What you are asked to do: An exact copy of the entries is required, with every image omitted.

Records drawn from a dataset
——————————

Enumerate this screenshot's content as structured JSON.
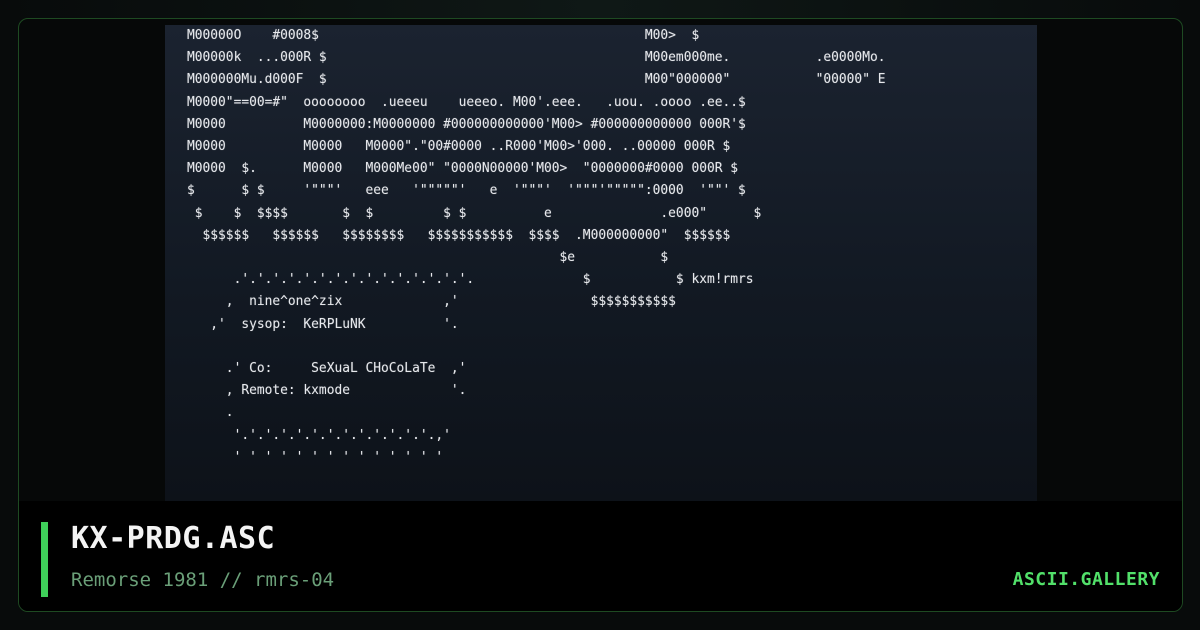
{
  "artwork": {
    "ascii": "M00000O    #0008$                                          M00>  $\nM00000k  ...000R $                                         M00em000me.           .e0000Mo.\nM000000Mu.d000F  $                                         M00\"000000\"           \"00000\" E\nM0000\"==00=#\"  oooooooo  .ueeeu    ueeeo. M00'.eee.   .uou. .oooo .ee..$\nM0000          M0000000:M0000000 #000000000000'M00> #000000000000 000R'$\nM0000          M0000   M0000\".\"00#0000 ..R000'M00>'000. ..00000 000R $\nM0000  $.      M0000   M000Me00\" \"0000N00000'M00>  \"0000000#0000 000R $\n$      $ $     '\"\"\"'   eee   '\"\"\"\"\"'   e  '\"\"\"'  '\"\"\"'\"\"\"\"\":0000  '\"\"' $\n $    $  $$$$       $  $         $ $          e              .e000\"      $\n  $$$$$$   $$$$$$   $$$$$$$$   $$$$$$$$$$$  $$$$  .M000000000\"  $$$$$$\n                                                $e           $\n      .'.'.'.'.'.'.'.'.'.'.'.'.'.'.'.              $           $ kxm!rmrs\n     ,  nine^one^zix             ,'                 $$$$$$$$$$$\n   ,'  sysop:  KeRPLuNK          '.\n\n     .' Co:     SeXuaL CHoCoLaTe  ,'\n     , Remote: kxmode             '.\n     .\n      '.'.'.'.'.'.'.'.'.'.'.'.'.,'\n      ' ' ' ' ' ' ' ' ' ' ' ' ' '"
  },
  "footer": {
    "title": "KX-PRDG.ASC",
    "subtitle": "Remorse 1981 // rmrs-04",
    "brand": "ASCII.GALLERY"
  },
  "colors": {
    "accent": "#3fd05a",
    "brand": "#52e06a",
    "subtitle": "#6a9f78",
    "frame_border": "#1e4a22"
  }
}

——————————

Task solution:
Enumerate this screenshot's content as structured JSON.
{
  "artwork": {
    "ascii": "M00000O    #0008$                                          M00>  $\nM00000k  ...000R $                                         M00em000me.           .e0000Mo.\nM000000Mu.d000F  $                                         M00\"000000\"           \"00000\" E\nM0000\"==00=#\"  oooooooo  .ueeeu    ueeeo. M00'.eee.   .uou. .oooo .ee..$\nM0000          M0000000:M0000000 #000000000000'M00> #000000000000 000R'$\nM0000          M0000   M0000\".\"00#0000 ..R000'M00>'000. ..00000 000R $\nM0000  $.      M0000   M000Me00\" \"0000N00000'M00>  \"0000000#0000 000R $\n$      $ $     '\"\"\"'   eee   '\"\"\"\"\"'   e  '\"\"\"'  '\"\"\"'\"\"\"\"\":0000  '\"\"' $\n $    $  $$$$       $  $         $ $          e              .e000\"      $\n  $$$$$$   $$$$$$   $$$$$$$$   $$$$$$$$$$$  $$$$  .M000000000\"  $$$$$$\n                                                $e           $\n      .'.'.'.'.'.'.'.'.'.'.'.'.'.'.'.              $           $ kxm!rmrs\n     ,  nine^one^zix             ,'                 $$$$$$$$$$$\n   ,'  sysop:  KeRPLuNK          '.\n\n     .' Co:     SeXuaL CHoCoLaTe  ,'\n     , Remote: kxmode             '.\n     .\n      '.'.'.'.'.'.'.'.'.'.'.'.'.,'\n      ' ' ' ' ' ' ' ' ' ' ' ' ' '"
  },
  "footer": {
    "title": "KX-PRDG.ASC",
    "subtitle": "Remorse 1981 // rmrs-04",
    "brand": "ASCII.GALLERY"
  },
  "colors": {
    "accent": "#3fd05a",
    "brand": "#52e06a",
    "subtitle": "#6a9f78",
    "frame_border": "#1e4a22"
  }
}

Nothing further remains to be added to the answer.